June 25, 2007 -- “The Jesus who storms into Baghdad behind the wheel of a Humvee is not the Jesus of the Gospel,” writes Charles Marsh, U.Va. professor of religious studies, in his latest book, "Wayward Christian Soldiers: Freeing the Gospel from Political Captivity," published today (June 25, 2007) by Oxford University Press.
An evangelical since his baptism at his father's Southern Baptist church, Marsh is deeply dismayed by what his fellow American evangelicals have given up in exchange for the political power they have gained in recent years. In "Wayward Christian Soldiers," Marsh offers an impassioned account of the political misuses of faith by evangelical Christian leaders and churches in the United States — the results of a Faustian bargain for political access and power.

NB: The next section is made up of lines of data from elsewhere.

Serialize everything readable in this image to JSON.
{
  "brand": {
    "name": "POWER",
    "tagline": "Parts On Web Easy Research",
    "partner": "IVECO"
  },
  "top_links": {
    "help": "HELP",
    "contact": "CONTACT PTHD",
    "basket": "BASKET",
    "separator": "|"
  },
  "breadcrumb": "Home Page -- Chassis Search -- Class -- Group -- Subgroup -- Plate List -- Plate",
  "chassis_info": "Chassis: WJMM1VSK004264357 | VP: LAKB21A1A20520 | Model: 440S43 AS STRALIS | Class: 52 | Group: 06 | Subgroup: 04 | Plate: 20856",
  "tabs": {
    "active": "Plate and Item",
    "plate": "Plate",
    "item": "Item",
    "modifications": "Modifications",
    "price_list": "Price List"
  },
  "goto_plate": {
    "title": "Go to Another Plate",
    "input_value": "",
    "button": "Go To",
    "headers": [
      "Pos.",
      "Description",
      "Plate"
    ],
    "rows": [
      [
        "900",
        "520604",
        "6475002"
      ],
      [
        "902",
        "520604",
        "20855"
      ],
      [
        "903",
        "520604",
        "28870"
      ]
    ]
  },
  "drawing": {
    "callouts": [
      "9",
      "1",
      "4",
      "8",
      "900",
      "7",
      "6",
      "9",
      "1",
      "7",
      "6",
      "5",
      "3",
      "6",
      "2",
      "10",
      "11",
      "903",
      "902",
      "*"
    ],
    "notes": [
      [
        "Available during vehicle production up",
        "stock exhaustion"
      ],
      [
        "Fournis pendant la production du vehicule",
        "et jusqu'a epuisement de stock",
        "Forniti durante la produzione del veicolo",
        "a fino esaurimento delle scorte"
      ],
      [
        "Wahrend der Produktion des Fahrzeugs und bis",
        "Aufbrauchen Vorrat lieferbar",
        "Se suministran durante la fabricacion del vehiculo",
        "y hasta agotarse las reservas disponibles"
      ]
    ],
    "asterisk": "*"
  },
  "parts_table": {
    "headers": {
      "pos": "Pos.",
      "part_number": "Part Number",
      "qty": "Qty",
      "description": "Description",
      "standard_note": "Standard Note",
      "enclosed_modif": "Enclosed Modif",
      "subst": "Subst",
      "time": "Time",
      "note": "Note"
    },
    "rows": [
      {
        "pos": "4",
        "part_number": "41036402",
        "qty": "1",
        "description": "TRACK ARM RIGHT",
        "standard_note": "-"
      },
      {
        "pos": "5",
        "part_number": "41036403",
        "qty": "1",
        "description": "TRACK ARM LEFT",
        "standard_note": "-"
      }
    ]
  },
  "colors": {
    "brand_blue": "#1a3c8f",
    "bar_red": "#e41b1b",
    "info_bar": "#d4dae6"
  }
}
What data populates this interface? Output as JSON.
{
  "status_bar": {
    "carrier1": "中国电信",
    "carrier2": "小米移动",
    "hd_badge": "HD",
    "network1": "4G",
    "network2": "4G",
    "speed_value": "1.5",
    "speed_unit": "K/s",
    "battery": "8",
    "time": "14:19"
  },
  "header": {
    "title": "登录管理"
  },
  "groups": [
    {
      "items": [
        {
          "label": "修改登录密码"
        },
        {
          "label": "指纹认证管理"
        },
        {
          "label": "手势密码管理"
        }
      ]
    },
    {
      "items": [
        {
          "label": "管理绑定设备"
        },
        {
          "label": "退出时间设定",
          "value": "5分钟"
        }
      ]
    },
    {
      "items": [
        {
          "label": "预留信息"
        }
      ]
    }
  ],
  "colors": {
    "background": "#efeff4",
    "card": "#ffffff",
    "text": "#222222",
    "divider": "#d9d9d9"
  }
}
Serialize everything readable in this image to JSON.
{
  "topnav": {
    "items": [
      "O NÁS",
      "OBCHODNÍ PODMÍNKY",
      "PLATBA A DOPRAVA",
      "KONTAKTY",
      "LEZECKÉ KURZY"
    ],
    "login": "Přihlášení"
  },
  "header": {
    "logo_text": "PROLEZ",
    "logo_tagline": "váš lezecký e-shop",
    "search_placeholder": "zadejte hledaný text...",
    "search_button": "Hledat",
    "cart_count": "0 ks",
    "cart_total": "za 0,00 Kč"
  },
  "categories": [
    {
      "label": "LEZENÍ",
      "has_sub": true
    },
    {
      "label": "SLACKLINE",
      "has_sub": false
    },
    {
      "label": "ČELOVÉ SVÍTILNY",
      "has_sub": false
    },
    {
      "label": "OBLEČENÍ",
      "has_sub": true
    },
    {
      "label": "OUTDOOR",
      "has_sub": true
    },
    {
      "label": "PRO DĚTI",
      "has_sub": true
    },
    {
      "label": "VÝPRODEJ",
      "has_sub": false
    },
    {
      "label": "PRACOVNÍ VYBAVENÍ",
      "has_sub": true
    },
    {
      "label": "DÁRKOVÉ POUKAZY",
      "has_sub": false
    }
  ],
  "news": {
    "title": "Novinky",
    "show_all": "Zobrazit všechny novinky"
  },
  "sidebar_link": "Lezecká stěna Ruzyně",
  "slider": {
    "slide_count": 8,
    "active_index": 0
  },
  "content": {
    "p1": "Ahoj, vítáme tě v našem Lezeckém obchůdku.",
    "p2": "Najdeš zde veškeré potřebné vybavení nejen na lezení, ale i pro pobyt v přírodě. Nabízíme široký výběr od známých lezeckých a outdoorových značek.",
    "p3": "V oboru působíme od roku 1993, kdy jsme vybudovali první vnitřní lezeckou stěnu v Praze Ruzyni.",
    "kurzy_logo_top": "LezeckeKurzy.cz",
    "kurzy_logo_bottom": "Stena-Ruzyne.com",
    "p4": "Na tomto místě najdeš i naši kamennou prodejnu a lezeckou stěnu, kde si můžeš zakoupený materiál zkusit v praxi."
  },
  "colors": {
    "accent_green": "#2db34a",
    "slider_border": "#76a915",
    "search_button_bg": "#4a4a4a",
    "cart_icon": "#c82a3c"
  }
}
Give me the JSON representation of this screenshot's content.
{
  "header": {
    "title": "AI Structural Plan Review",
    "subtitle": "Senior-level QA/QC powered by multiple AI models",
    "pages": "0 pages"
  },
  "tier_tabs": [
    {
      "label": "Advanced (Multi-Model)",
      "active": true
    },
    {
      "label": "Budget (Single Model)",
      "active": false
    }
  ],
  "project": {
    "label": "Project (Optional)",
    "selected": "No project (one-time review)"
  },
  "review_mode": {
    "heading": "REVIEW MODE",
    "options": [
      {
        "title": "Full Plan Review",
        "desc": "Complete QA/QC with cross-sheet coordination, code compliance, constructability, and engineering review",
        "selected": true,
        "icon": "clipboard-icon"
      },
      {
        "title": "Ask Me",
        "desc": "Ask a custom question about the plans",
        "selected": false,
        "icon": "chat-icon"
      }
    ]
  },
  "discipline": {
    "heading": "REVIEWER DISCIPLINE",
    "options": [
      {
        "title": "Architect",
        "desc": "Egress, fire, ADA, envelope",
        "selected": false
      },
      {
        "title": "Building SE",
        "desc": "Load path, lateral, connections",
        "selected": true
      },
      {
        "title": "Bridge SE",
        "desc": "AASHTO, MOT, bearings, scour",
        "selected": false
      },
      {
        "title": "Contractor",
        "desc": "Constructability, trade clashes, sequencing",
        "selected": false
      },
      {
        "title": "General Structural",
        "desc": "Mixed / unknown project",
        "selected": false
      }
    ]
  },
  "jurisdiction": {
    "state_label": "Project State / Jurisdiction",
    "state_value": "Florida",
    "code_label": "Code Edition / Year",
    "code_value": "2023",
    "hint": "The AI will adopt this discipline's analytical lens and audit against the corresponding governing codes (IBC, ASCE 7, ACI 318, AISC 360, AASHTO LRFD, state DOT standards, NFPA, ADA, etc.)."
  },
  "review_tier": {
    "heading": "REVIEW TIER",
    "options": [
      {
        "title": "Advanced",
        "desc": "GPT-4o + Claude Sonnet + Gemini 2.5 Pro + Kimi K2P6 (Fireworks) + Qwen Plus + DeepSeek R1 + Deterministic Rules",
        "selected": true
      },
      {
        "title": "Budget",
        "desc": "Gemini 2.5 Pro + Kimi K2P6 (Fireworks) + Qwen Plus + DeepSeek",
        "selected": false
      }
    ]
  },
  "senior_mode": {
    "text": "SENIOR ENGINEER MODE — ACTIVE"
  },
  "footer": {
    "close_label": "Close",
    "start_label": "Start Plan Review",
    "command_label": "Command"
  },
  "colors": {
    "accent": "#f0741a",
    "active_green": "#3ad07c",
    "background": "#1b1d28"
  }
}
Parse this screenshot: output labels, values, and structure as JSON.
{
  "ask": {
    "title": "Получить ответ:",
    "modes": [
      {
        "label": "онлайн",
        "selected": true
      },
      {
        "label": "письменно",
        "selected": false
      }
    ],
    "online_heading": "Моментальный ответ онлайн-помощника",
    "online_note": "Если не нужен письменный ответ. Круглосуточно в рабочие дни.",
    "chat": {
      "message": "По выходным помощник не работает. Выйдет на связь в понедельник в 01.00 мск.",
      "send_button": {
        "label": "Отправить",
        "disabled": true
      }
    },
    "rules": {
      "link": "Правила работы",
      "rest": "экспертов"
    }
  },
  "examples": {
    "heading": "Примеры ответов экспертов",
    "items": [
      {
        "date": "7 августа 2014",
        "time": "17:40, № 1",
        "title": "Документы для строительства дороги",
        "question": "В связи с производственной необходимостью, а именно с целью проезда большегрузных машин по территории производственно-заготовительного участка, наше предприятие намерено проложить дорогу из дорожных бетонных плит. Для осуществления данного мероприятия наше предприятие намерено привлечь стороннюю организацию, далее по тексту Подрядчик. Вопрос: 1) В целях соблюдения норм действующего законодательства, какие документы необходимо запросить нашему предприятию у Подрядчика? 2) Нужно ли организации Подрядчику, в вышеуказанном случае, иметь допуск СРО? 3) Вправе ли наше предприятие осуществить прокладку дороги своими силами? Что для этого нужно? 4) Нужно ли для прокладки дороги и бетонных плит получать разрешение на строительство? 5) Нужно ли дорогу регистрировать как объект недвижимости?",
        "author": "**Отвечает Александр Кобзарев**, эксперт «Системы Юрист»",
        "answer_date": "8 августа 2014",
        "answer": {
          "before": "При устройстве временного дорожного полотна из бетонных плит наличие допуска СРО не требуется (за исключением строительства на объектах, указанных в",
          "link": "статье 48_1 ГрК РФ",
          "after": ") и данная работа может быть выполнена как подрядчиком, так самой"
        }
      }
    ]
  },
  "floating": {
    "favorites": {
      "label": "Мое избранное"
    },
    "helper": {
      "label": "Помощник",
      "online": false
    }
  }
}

The author shows that the most prominent voices in American evangelicalism have arrogantly redefined Christianity on the basis of partisan politics rather than scripture and tradition. The role of politics in distorting the Christian message can be seen most dramatically in the invasion of Iraq, he argues: Some 87% of American evangelicals supported going to war, while every single evangelical church outside the United States opposed it.
“With many other Christians in the United States and many more abroad,” says Marsh, “I have watched in horror as the name of Jesus has been used to serve national ambitions, strengthen middle-class values and justify war. ...We have recast the faith according to our cultural preferences and baptized our prejudices, along with our will to power, in the shallow waters of civic piety.”
Marsh argues that the Christian Right must move away from the divisiveness and fervor of the political arena and return to bearing quiet witness to the Gospel in the practices of hospitality, peacemaking and contemplative prayer. "Wayward Christian Soldiers" is a meditation on keeping the mysteries of the faith from political misuse while offering ideas on how to be a Christian after George W. Bush. Offering an authentic Christian alternative to the narcissistic piety of popular evangelicalism, "Wayward Christian Soldiers" represents a unique entry into the increasingly pivotal debate over the role of faith in American politics.
PUBLISHERS WEEKLY REVIEW:
Marsh enters the religion-and-politics fray in this provocative, and even prophetic, manifesto. In Marsh's view, American evangelicals have sold their birthright to Republican politics, wholly abandoning the Gospel's call for justice, peace and mercy by supporting the war in Iraq. Evangelical leaders do not invite people to peace and reconciliation, but rather offer "base and sinful thoughts disguised as moral values."
About the author:
CHARLES MARSH is professor of religious studies and director of the Project on Lived Theology at the University of Virginia. His books include “Reclaiming Dietrich Bonhoeffer,” “The Last Days,” “God's Long Summer,” which won the 1998 Grawemeyer Award in Religion, and most recently “The Beloved Community: How Faith Shapes Social Justice, from the Civil Rights Movement to Today.” A graduate of Harvard Divinity School, he has written for The New York Times, Books & Culture, and Modern Theology.
“Wayward Christian Soldiers: Freeing the Gospel from Political Captivity”
by Charles Marsh
Published by Oxford University Press on June 25, 2007.
($25.00 | hardcover | 244 pages | ISBN-13: 978-0-19-530720-7 | ISBN-10: 0-19-530720-8)
*BOOK COPIES available to the media upon request via overnight shipping. Contact Sarah L. Russo (above).